The High Strung Irish Jam musicians enjoyed their opportunity to shine in the sunlight, too! And we enjoyed their reels, jigs, hornpipes, and Irish polkas!

Wishing you all the blessings of Spring. Here is a poem for you that a friend just sent me today:

Ten thousand flowers in spring,

the moon in autumn,

a cool breeze in summer,

snow in winter.

If your mind isn’t clouded

by unnecessary things,

this is the best season of your life.

-Wu-Men Kuan (1183-1260)

 

 

10 Responses

  1. Elizabeth Cox

    Betty Lou for sharing I always enjoy the documentations and your choice of poems and pics. These are gorgeous pictures and thank you for including the names Of each plant. Those mosses and wildflowers Are quite beautiful. I will try to send you some pics of the lovely ones in my art as well. May Apples have just shown their heads on my property. I managed to find a few more trout Lillys though they are past their prime.

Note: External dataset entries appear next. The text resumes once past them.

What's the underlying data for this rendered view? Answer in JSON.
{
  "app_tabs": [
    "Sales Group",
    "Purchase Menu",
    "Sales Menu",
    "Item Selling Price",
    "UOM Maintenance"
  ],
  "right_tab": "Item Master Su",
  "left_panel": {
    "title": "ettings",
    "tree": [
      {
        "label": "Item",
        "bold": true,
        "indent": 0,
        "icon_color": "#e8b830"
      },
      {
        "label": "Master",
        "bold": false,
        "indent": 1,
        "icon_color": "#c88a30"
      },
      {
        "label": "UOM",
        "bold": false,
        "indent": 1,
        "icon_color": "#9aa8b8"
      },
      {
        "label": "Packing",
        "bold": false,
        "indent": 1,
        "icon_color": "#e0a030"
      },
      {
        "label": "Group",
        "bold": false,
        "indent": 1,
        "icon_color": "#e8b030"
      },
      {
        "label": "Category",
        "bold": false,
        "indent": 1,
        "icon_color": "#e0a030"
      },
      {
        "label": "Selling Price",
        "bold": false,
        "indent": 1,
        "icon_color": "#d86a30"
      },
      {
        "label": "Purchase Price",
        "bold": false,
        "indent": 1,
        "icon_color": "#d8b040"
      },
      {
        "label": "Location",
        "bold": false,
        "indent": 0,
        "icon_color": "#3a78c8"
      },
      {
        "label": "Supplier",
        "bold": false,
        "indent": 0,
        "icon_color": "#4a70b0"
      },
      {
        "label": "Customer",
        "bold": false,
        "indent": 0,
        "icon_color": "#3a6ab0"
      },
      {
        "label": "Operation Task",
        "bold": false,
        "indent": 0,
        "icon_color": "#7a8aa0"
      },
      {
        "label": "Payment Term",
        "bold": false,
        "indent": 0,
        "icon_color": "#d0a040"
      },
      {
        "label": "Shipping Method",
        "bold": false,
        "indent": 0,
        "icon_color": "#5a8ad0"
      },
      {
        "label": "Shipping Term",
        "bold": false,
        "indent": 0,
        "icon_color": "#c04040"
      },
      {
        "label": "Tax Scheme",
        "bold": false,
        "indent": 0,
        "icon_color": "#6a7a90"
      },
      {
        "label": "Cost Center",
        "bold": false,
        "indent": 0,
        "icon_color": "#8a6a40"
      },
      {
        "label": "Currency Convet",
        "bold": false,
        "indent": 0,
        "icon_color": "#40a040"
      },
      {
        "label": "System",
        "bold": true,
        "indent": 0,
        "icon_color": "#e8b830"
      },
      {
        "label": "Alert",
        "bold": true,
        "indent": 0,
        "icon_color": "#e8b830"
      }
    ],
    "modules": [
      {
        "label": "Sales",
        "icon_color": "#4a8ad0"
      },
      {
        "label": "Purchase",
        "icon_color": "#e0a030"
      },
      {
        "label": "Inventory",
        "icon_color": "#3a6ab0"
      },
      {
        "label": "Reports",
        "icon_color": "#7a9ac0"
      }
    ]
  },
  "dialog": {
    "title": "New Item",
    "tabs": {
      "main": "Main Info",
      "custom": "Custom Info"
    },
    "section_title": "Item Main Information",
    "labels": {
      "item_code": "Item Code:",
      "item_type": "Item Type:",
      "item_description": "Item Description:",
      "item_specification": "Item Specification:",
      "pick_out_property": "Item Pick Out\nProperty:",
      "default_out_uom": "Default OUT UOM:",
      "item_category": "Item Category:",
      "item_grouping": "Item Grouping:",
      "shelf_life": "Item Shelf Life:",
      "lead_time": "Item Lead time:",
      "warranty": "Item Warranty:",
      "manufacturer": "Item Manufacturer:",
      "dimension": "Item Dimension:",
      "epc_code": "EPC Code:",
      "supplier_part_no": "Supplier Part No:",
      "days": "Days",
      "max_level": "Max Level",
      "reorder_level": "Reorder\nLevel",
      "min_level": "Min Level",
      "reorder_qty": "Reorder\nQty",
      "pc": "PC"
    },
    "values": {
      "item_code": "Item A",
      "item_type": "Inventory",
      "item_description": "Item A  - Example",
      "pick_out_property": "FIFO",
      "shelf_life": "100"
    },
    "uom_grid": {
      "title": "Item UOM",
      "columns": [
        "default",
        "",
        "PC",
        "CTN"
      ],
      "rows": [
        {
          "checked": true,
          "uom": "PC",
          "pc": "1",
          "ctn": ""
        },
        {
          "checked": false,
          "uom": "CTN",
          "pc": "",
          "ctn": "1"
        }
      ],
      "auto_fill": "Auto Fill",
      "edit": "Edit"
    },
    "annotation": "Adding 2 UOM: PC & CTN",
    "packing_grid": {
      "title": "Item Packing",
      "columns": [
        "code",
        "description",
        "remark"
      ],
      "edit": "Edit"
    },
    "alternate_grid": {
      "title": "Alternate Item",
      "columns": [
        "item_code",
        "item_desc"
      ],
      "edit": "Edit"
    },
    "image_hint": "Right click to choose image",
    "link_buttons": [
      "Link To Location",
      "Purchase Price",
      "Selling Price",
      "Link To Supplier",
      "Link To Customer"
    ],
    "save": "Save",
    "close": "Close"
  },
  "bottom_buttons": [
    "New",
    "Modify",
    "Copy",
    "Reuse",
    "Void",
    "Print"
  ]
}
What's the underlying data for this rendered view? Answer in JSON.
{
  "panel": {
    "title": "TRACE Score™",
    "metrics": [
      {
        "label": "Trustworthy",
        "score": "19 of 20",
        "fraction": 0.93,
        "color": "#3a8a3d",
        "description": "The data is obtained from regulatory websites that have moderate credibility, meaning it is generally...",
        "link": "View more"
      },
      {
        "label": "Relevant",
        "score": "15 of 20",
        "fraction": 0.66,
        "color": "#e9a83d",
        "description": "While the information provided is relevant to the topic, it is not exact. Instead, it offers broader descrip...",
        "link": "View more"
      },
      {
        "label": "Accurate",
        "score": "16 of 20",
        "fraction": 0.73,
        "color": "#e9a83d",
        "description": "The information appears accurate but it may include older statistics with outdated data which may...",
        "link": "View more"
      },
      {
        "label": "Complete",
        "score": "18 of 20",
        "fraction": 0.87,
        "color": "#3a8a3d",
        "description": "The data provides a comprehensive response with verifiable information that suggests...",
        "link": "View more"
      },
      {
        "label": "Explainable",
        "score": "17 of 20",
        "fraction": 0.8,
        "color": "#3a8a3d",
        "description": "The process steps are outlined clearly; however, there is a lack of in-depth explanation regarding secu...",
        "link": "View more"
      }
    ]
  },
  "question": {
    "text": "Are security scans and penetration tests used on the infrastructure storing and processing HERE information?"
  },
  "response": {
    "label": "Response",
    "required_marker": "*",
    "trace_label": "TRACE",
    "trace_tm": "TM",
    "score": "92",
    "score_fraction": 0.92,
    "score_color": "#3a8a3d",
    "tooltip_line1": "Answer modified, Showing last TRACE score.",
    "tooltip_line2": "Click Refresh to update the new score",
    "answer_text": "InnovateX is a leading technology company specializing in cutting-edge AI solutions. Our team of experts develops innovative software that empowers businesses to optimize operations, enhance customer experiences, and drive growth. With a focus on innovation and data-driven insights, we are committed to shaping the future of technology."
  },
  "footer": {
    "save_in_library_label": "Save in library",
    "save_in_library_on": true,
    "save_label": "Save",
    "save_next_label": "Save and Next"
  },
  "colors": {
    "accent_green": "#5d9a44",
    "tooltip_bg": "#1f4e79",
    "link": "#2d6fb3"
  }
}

We actually saw Bluiett peeking out there plenty of violets I am so surprised at how spread out all the Daffidil bulbs are here now there must be hundreds upon hundreds of daffodils it was quite lovely week or two ago. It is nice to have water in the ephemeral ponds too. The amphibians are also enjoying the spring, the rains and even the snow. I look forward to being with you in ceremony or “labyrinthing” soon.

    • Betty Lou Chaika

      Elizabeth, Hi! I’d love to see your photos. Our next projects are a couple of small ponds, so I hope to attract some amphibians, too. I look forward to more ceremony and labyrinth walking with you soon.

      • Elizabeth Cox

        We have many. The ag day tomorrow in Pittsboro will feature a sampling as Phillip is bringing some to his booths there. Grand trees of Chatham and maybe Rocky River will be there too.(He is in both.). Tadpoles all kinds, frogs, salamanders, toads it is a loud and boisterous ruckus here nightly and when rains come in.

  2. Ann Gayek

    I love your wildflower photos!! I recognized all of them. How wonderful to have them all on your property!
    Thank you for this wonderful post.

    • Betty Lou Chaika

      Hi Ann. Our’s is a bottomland woods, so we were interested in restoring the species of plants that would have been there originally, before the land was converted to pasture. The land has now gone through succession from pasture to pines to hardwoods, so we were comfortable reintroducing bottomland wildflowers that we rescued from development. All the wildflowers pictured would/could have been present except for the trilliums, which were carried there by the ants, and the Virginia bluebells, which are up in the Moss Garden.

Leave a Reply